Libby Day is a professional victim. She was seven when her mum and sisters were murdered by Satan worshippers, and it was Libby’s evidence that convicted her 15-year-old brother. Thirty years later, she is living off cheques sent by do-gooding well-wishers.
Libby is the heroine of ‘Gone Girl’ author Gillian Flynn’s second novel. Described as under five feet tall, she’s raw, damaged and possibly unhinged. Charlize Theron, who plays her in this new film, is an ex-model; she slouches and wears a cap pulled over her face, but is convincing no one. Which is the least of this film’s problems. The weirdest thing about it is that Gilles Paquet-Brenner pulls in a Hollywood A-team to make a movie that feels like a cheap TV mini-series.

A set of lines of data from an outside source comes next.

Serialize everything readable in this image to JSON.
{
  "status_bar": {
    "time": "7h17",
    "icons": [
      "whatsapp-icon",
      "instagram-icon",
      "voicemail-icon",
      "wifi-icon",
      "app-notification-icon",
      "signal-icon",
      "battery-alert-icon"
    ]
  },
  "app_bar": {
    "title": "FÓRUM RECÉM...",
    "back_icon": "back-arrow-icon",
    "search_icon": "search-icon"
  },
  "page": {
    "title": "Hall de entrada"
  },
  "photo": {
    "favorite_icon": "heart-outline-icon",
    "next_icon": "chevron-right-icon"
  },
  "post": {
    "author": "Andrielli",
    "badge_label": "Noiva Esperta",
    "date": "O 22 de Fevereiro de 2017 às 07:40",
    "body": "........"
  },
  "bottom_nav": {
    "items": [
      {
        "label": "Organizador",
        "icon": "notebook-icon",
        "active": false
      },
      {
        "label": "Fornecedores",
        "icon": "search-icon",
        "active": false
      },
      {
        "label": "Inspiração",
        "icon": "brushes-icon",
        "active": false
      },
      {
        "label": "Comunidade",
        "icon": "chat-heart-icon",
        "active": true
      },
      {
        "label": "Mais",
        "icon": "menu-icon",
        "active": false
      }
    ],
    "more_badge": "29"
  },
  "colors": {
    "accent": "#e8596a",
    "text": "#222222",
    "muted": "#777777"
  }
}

Like the book, it switches between Kansas in the present day and the weeks before the murders. In the here and now, Libby is paid by a group of true-crime geeks who believe her brother is innocent to investigate the case. In 1985, we see her mum (‘Mad Men’ actress Christina Hendricks) struggle against bankruptcy. Some of Flynn’s brilliant narration survives unscathed, but that unnerving way she has of taking us to dark, deliciously twisted places has been utterly massacred.